Leskinen began his recording career in the early '70s with Mikko Alatalo and Harri Rinne in the band Coitus Int. His early music was funny, rowdy rock & roll, recorded on Juice Leskinen & Coitus Int (1973) and Per Vers, Runoilija ("Per Vers, the Poet," 1974). After these two albums Coitus Int folded, though Juice recorded a joint album with Mikko Alatalo titled Juice ja Mikko ("Juice and Mikko," 1975).
His future recordings would be recorded with various bands and lineups, often called either Juice Leskinen Slam or Juice Leskinen Grand Slam, a name he retired in 1991. He initially had some difficulty finding acceptance for his thematically serious music after his early recordings, but songs like "Syksyn Sävel" ("Autumn Melody"), "Viidestoista Yö" ("The Fifteenth Night") and "Musta Aurinko Nousee" ("Black Sun Rises") found their way into the hearts and thoughts of nearly every Finn.
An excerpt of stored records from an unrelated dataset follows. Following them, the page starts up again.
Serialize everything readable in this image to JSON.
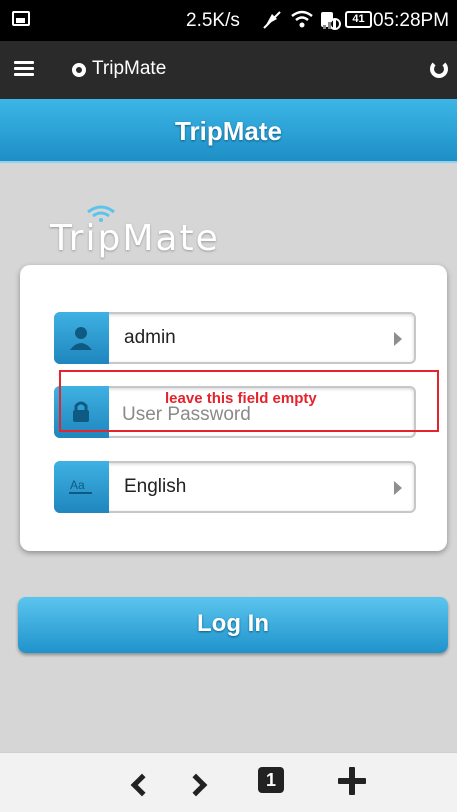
{
  "status_bar": {
    "speed": "2.5K/s",
    "battery_level": "41",
    "time": "05:28PM",
    "icons": [
      "image-icon",
      "mute-icon",
      "wifi-icon",
      "sim-icon",
      "signal-icon",
      "battery-icon"
    ]
  },
  "browser": {
    "tab_title": "TripMate",
    "icons": [
      "menu-icon",
      "site-icon",
      "refresh-icon"
    ]
  },
  "header": {
    "title": "TripMate"
  },
  "logo": {
    "text": "TripMate"
  },
  "form": {
    "username": {
      "value": "admin",
      "icon": "user-icon"
    },
    "password": {
      "placeholder": "User Password",
      "value": "",
      "icon": "lock-icon"
    },
    "language": {
      "value": "English",
      "icon": "language-icon"
    }
  },
  "annotation": {
    "text": "leave this field empty",
    "color": "#e4242c"
  },
  "login_button": {
    "label": "Log In"
  },
  "bottom_nav": {
    "tab_count": "1",
    "icons": [
      "back-icon",
      "forward-icon",
      "tabs-icon",
      "new-tab-icon"
    ]
  },
  "colors": {
    "accent": "#2aa3d8",
    "header_top": "#3cb6e6",
    "header_bottom": "#1d8fc6",
    "background": "#d6d6d6"
  }
}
A series of exceptionally popular recordings followed on albums like Keskitysleirin Ruokavalio ("Concentration Camp Diet," 1976) and XV Yö -- Tauko III ("XV Night -- Pause III," 1980).
In the late '70s, Juice was adopted into the punk and new wave movements and famously toured with Hassisen Kone and Eppu Normaali in the lake district of Finland, not with a bus but with a boat. The tour was filmed by budding filmmakers Mika Kaurismäki and Aki Kaurismäki, and a film of the tour, Saimaa-Ilmiö ("The Saimaa-Gesture"), was released in 1981, documenting a key period in the birth of punk rock in Finland. Leskinen's first novel, Kuka Murhasi Rock 'n' Roll Tähden? ("Who Killed the Rock 'n' Roll Star?"), appeared in 1979, and his Finnish translation of Mark Shipper's book on the Beatles, Paperback Writer, followed in 1981. Some of his finer albums, like Ajan Henki ("Spirit of the Age," 1981) and Pyromaani Palaa Rikospaikalle ("The Pyromaniac Returns to the Scene of the Crime," 1986), are from this period. Later albums, like Haitaribussi ("The Accordion Bus," 1993) and L (2000) sold moderately, but Juice had already started concentrating on his writing, publishing plays, poetry, children's books and an autobiography. He also translated Stephen Sondheim's Sweeney Todd in 1997 to great success. His final studio recording was a new album with Mikko Alatalo, Juice & Mikko: Senaattori ja Boheemi ("The Senator and the Bohemian," 2004). It was warmly received and a fitting closure to a long and illustrious career. Juice was never known for his singing voice (which was thin at best) or his looks, but rather for his brilliant turns of phrase, his jovial puns and his knack for melodies. Like Loudon Wainwright or Randy Newman, his songs range from the hysterically funny to the deeply melancholic, and he was as likely to translate and cover the Kinks' "Celluloid Heroes" as he was to make fun of organized religion. His anti-authoritarian take on life was as essential to his writing as were his own excesses in the form of drinking and smoking. The '70s and '80s were Leskinen's most successful period, but his failing health, caused by his lifestyle, didn't prevent him from performing up until his death in late 2006. ~ JT Lindroos, Rovi